The aluminum exterior houses a built-in amplifier, and don’t think artificial bass-pumping Beats By Dre but rather sweet analog goodness. The powered amp allows the headset to pump out high fidelity audio the likes of which I’ve previously never experienced in a headset. The amplifier is only one half of the equation though, there’s also the 50mm dynamic drivers that are paired to work efficiently with the Mo-Fi’s built-in amp. So the giant 50mm driver coupled with the 240mW amp makes this headset capable of pumping out some of the loudest volumes of any headset on the market today.
My biggest gripe about the Mo-Fi is how uncomfortable they are, a far cry from Kingston’s HyperX Cloud, and its considerable weight. To its credit, the headband features an easy to use tension adjustment dial that distributes the weight, and overall the Mo-Fi is only 3oz heavier than the Beats Studio Pro.
Output power: 240mW
Frequency response: 10Hz-20kHz
SNR, self-noise: <105 dB
Noise: < 20 uV
Battery capacity: 1020mAh
Outer dimensions (closed): 21mm x 14mm x 12mm (8.27” x 5.51” x 4.72”)
Outer dimensions (open): 18mm
x 29mm x 12mm (7.09” x 11.42” x 4.72”)
1.2 meter audio cable with Apple
iPhone/iPad controls including inline microphone
3 meter audio cable
1 meter USB charging cable
I tested the Mo-Fi in a few different ways:
- Listening to music (Spotify) via mobile (Google Nexus 6)
- Listened to local music on my PC (AIFF lossless)
- Hosting a podcast (using the Yeti as well)
- Gaming (PC – Evolve, Dirty Bomb, Dragon Age: Inquisition, Fallout 4)
The Mo-Fi is one amazing headphone – the internal amp allows the device to pump out stellar, high fidelity audio the likes of which I really have never heard before.
All these features don’t come cheap though, as the retail price of the Mo-Fi is $349.99. You can find out more about the Mo-Fi here.

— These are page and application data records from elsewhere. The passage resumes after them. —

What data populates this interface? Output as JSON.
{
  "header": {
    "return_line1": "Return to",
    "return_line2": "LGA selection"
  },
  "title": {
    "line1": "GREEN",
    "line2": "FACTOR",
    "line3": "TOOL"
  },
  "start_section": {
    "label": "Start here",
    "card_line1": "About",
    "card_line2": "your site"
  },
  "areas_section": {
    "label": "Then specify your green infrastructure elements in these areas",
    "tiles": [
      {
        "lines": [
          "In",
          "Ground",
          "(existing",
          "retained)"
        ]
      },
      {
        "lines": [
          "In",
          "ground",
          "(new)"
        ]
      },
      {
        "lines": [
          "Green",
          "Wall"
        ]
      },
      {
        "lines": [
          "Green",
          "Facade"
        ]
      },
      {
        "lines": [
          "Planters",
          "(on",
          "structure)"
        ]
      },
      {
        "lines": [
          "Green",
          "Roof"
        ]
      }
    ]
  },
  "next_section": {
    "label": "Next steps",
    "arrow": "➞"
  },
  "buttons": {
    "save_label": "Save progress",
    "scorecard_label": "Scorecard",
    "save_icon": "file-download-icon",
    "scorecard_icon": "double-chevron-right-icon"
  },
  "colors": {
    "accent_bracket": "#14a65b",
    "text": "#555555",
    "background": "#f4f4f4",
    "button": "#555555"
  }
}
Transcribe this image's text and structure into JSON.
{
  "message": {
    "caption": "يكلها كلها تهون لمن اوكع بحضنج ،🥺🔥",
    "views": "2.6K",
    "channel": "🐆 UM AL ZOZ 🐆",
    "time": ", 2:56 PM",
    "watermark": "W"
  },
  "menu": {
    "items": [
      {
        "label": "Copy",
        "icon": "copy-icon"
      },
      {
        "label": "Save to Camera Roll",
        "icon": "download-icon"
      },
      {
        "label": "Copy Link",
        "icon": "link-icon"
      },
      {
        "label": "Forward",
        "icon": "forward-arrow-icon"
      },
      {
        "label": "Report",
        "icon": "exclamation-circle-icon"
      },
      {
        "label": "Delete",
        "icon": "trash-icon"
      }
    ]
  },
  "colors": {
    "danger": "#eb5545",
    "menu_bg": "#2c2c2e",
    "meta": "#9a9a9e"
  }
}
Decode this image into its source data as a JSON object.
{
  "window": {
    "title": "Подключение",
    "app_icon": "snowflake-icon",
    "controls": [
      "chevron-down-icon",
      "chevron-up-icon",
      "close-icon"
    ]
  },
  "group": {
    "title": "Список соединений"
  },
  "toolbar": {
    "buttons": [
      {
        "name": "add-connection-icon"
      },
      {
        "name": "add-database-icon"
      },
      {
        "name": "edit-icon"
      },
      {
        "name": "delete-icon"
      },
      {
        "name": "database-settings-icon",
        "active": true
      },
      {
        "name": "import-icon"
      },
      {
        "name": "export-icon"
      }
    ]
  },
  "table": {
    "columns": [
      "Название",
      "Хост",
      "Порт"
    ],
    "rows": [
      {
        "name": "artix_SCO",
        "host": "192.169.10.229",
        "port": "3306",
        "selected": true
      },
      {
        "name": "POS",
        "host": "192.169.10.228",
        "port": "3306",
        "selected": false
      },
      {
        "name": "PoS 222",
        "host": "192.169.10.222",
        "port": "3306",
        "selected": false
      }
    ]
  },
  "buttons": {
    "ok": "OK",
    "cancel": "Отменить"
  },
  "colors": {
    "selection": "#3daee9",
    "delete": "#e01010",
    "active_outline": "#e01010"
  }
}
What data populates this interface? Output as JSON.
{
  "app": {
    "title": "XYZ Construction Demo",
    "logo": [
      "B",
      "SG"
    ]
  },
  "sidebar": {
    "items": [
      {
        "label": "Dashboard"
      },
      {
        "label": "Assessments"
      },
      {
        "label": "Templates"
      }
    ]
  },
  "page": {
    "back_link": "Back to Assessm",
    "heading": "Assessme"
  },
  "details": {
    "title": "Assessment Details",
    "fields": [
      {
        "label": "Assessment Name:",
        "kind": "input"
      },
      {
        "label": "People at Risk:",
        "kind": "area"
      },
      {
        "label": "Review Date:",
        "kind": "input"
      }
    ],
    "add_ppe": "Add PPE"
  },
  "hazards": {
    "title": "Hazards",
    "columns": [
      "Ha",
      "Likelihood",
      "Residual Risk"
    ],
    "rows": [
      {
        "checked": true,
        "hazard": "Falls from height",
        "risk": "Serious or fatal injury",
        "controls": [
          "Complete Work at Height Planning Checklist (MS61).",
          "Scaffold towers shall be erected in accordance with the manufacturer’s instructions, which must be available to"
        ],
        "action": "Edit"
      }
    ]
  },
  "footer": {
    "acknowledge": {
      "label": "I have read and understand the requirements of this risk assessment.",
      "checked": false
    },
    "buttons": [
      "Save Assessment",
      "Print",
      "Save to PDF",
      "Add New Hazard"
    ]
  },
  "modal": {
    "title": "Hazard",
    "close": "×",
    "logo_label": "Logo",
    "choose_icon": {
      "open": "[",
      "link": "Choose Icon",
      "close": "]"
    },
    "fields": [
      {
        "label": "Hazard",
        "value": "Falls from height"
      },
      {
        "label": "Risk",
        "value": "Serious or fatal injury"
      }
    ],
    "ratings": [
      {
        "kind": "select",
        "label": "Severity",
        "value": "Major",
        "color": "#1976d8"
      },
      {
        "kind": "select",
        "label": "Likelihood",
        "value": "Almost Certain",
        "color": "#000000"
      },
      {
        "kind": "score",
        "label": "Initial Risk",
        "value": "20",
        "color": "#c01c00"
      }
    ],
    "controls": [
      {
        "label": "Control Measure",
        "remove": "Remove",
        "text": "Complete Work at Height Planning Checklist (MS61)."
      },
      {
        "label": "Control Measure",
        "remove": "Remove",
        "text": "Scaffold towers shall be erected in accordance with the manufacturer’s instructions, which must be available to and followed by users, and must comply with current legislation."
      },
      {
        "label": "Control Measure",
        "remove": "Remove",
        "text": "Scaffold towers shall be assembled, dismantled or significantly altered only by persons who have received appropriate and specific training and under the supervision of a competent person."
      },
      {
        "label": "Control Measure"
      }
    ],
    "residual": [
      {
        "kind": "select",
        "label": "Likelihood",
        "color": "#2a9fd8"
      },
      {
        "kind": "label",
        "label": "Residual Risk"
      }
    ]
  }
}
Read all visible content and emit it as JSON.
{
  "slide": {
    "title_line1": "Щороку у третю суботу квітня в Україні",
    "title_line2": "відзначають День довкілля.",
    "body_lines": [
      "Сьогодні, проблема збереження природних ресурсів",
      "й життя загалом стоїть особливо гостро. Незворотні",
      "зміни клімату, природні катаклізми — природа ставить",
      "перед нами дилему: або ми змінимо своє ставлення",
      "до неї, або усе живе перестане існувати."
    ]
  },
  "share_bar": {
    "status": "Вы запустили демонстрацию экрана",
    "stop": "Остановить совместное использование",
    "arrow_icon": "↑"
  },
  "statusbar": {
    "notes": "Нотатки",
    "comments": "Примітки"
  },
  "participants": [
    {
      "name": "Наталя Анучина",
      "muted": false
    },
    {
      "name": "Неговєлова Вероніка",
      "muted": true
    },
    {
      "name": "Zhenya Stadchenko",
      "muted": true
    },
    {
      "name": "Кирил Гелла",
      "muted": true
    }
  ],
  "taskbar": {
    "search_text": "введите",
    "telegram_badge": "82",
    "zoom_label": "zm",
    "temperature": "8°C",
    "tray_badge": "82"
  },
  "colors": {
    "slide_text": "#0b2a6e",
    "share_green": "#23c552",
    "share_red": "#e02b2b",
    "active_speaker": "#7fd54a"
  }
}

Blue Microphones Yeti mic and Mo-Fi headphones are the perfect 1-2 combo for anyone ready to take their audio gear to the next level; both of these products are stellar. Though the Mo-Fi’s high price tag of $349.99 is a bit steep, the quality and value to true audiophiles is undeniable.